You may be aware that in the past people wanting to become Catholic were required to participate in a programme of private instruction with the parish priest, consisting of a set number of weekly ‘lessons’ on Catholic doctrine. Once the instructions were completed, the ‘convert’ was baptised (if necessary) and confirmed in a private ceremony with only the priest and a sponsor present.
This changed in the 1960s after the Second Vatican Council. The current process by which new members are brought into the Catholic Church is called the Rite of Christian Initiation of Adults, or RCIA.
Journey of Faith
The RCIA is best described as a journey of faith which passes through a number of different phases and focuses on conversion of heart and mind to Christ. It is a gradual journey tailored to the needs of the individual – no ‘one-size-fits-all’ any longer!
The process is more public than the older ‘instruction’ programme. Candidates meet regularly with a group of people from the parish to learn about Catholic belief and practice. Various rituals are held in the church at important points along the way.
Local Catholic parishes hold regular inquiry sessions for those who want to know more about the Catholic Church or who may be interested in becoming a Catholic. Some people may then choose to embark on the RCIA journey. From the moment someone is received into the ‘catechumenate’, they become part of the Catholic Christian community.
Find out more
To find out more about becoming a Catholic Christian, contact your local Catholic parish, or another Catholic parish which you are likely to attend, by going to Mass and asking to speak to the parish priest or pastoral associate, or by phoning the parish office to make an appointment.

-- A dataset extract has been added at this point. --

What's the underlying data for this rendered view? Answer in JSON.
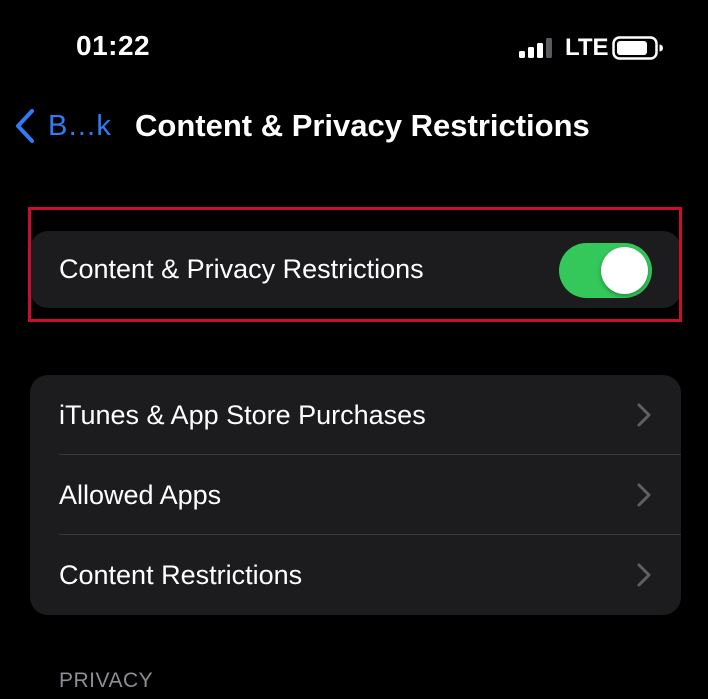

For more information on what Catholics believe you can phone the Catholic Enquiry Centre on (04) 385 8518 or visit their website